The Open Autonomy framework provides a benchmark tool to assist with the process of measuring the performance of an agent service. The tool is designed to measure time spent within the execution of code blocks in the behaviours that compose an FSM App. It differentiates between two kinds of code blocks:
- Local code blocks: used to measure the time taken in local computations, for example, preparation of payloads or computing a local function.
- Consensus code blocks: used to measure the time taken by the logic in the execution of the consensus algorithm by the agents.
Set up the benchmark tool
The benchmark tool is encapsulated in the class
To set up the tool, you need to follow a couple of steps detailed below. Note that these steps are automatically done if you use the FSM App scaffold tool.
Import the class
models.pyof your skill, and extend it, if required.
from packages.valory.skills.abstract_round_abci.models import ( BenchmarkTool as BaseBenchmarkTool) # (...) # Use the class as-is. MyBenchmarkTool = BaseBenchmarkTool # Or extend the class, if required. class MyBenchmarkTool(BaseBenchmarkTool): # (...)
Ensure that the skill configuration file
skill.yamlpoints correctly to the skill benchmark tool in the section
# (...) models: benchmark_tool: args: log_dir: /logs class_name: MyBenchmarkTool
Defining the code blocks to measure
Once the tool is set up, it can be accessed through the skill context. Usually, the measurement of the code blocks will be executed within the
async_act() method of the concrete behaviours.
class MyBehaviour(BaseBehaviour, ABC): # (...) def async_act(self) -> Generator: # The benchmark tool can be accessed here through `self.context.benchmark_tool`
The syntax used to delimit the scope of the different types of code blocks (local and consensus blocks) is achieved through a Python

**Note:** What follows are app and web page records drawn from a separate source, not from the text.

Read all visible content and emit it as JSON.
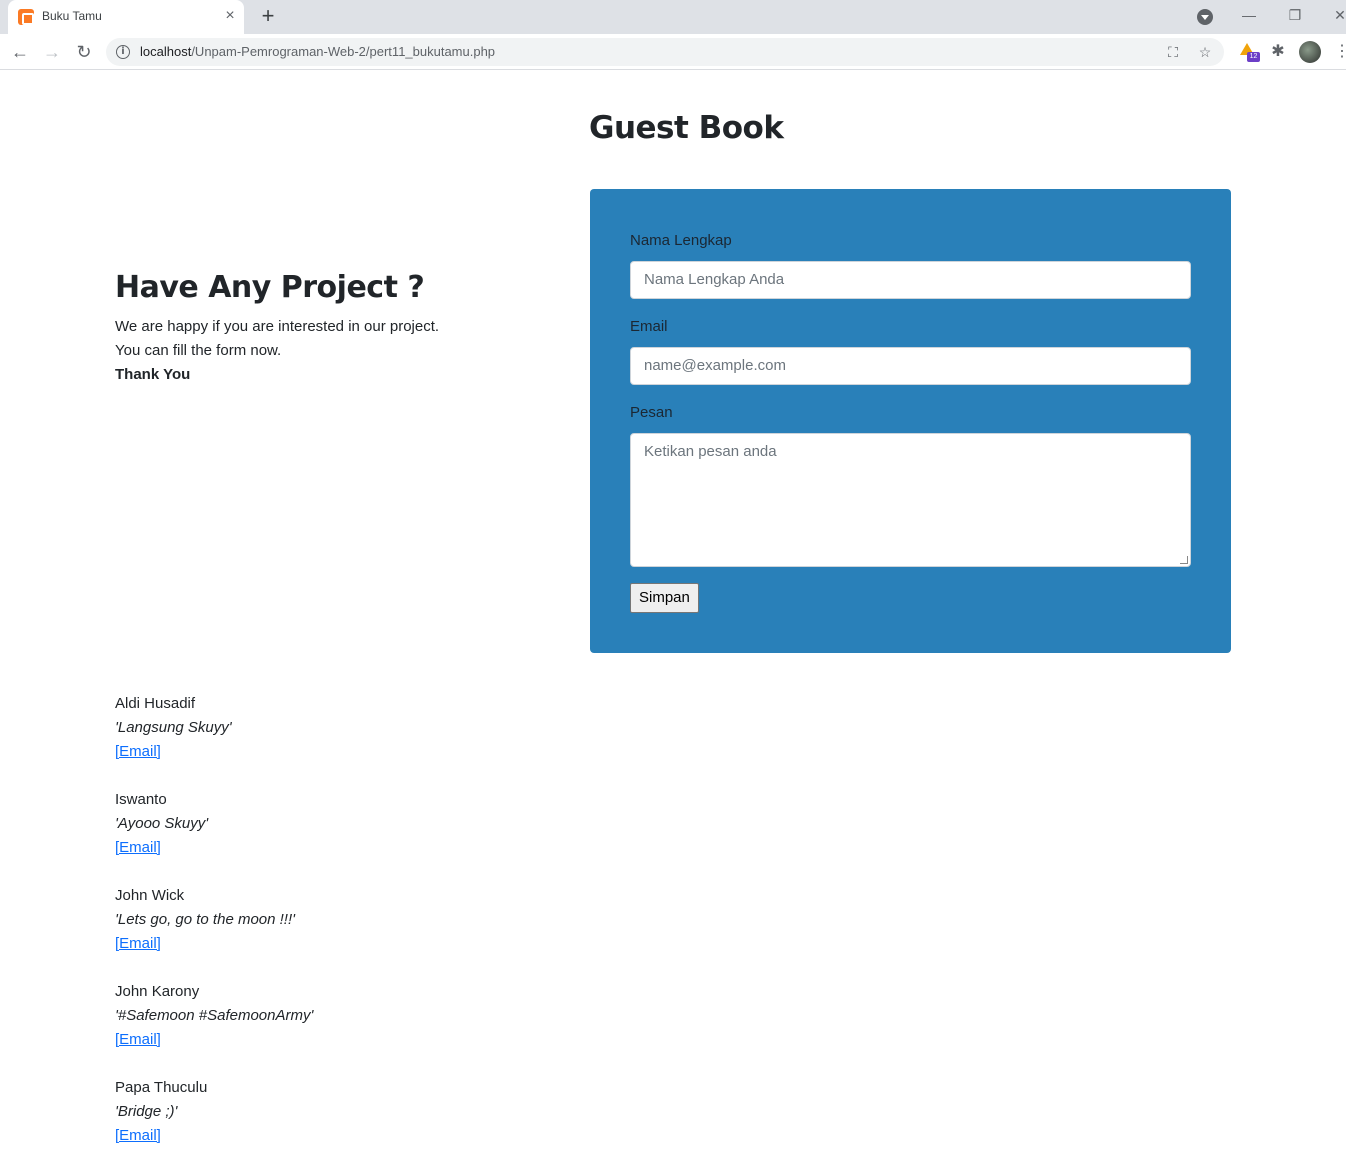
{
  "browser": {
    "tab_title": "Buku Tamu",
    "tab_close": "×",
    "new_tab": "+",
    "url_host": "localhost",
    "url_path": "/Unpam-Pemrograman-Web-2/pert11_bukutamu.php",
    "extension_badge": "12",
    "icons": {
      "back": "←",
      "forward": "→",
      "reload": "↻",
      "minimize": "—",
      "restore": "❐",
      "close": "✕",
      "translate": "⛶",
      "star": "☆",
      "puzzle": "✱",
      "menu": "⋮",
      "info": "i"
    }
  },
  "page": {
    "title": "Guest Book",
    "intro": {
      "heading": "Have Any Project ?",
      "line1": "We are happy if you are interested in our project.",
      "line2": "You can fill the form now.",
      "thanks": "Thank You"
    },
    "form": {
      "name_label": "Nama Lengkap",
      "name_placeholder": "Nama Lengkap Anda",
      "email_label": "Email",
      "email_placeholder": "name@example.com",
      "message_label": "Pesan",
      "message_placeholder": "Ketikan pesan anda",
      "submit_label": "Simpan",
      "accent_color": "#2980b9"
    },
    "entries": [
      {
        "name": "Aldi Husadif",
        "message": "'Langsung Skuyy'",
        "link": "[Email]"
      },
      {
        "name": "Iswanto",
        "message": "'Ayooo Skuyy'",
        "link": "[Email]"
      },
      {
        "name": "John Wick",
        "message": "'Lets go, go to the moon !!!'",
        "link": "[Email]"
      },
      {
        "name": "John Karony",
        "message": "'#Safemoon #SafemoonArmy'",
        "link": "[Email]"
      },
      {
        "name": "Papa Thuculu",
        "message": "'Bridge ;)'",
        "link": "[Email]"
      }
    ]
  }
}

with runtime context.
class MyBehaviour(BaseBehaviour, ABC): # (...) def async_act(self) -> Generator: # (...) with self.context.benchmark_tool.measure(self.behaviour_id).local(): # Code which will be accounted for "local" execution # (...) with self.context.benchmark_tool.measure(self.behaviour_id).consensus(): # Code which will be accounted for "consensus" execution # It will typically consist of the following two statements: yield from self.send_a2a_transaction(payload) yield from self.wait_until_round_end() self.set_done()
Save the benchmark data
The benchmark data is saved upon calling the method
BenchmarkTool.save(). This function call is executed at the end of every period by the
ResetAndPauseBehaviour (within the
reset_pause_abci FSM App skill). Hence, the
reset_pause_abci FSM App must be chained appropriately in the composed FSM, marking the end of a period in the business logic of the service.
As a summary, the sequence of events that should occur so that the benchmark information is saved correctly is as follows:
- The overall FSM App is composed with the
- Any intermediate behaviour executes local and/or consensus blocks contexts within their
- The FSM App reaches the
reset_pause_abciround and calls the
- Wait for as many periods as you wish before stopping the service. Note that any measurement not saved at the end of a period will be lost.
The benchmark data will be stored in the folder
Use the command line to aggregate benchmark information
Wait for service execution. Wait until the service has completed at least one period before cancelling the execution. That is, wait until the
ResetAndPauseRoundround has occurred at least once. As commented above, this is required because benchmark data is saved in this state. Once you have a data dump, you can stop the local execution by pressing
Aggregate the benchmark data. The benchmark data will be stored in the folder
<service_folder>/abci_build/persistent_data/benchmarks. Aggregate the data for all periods executing:
autonomy analyse benchmarks abci_build/persistent_data/benchmarks
This will generate a
benchmarks.htmlfile containing benchmark stats in your current directory. By default the script will generate output for all periods but you can specify which period to generate output for. Similarly, block types aggregation is configurable as well. For example,
autonomy analyse benchmarks abci_build/persistent_data/benchmarks --period 2 --block-type consensus
will aggregate stats for
consensuscode blocks in the second period. You can specify the
local(to consider only local code blocks),
consensus(to consider only consensus code blocks),
total(to aggregate local + consensus code blocks) or
all(to consider both consensus and local code blocks).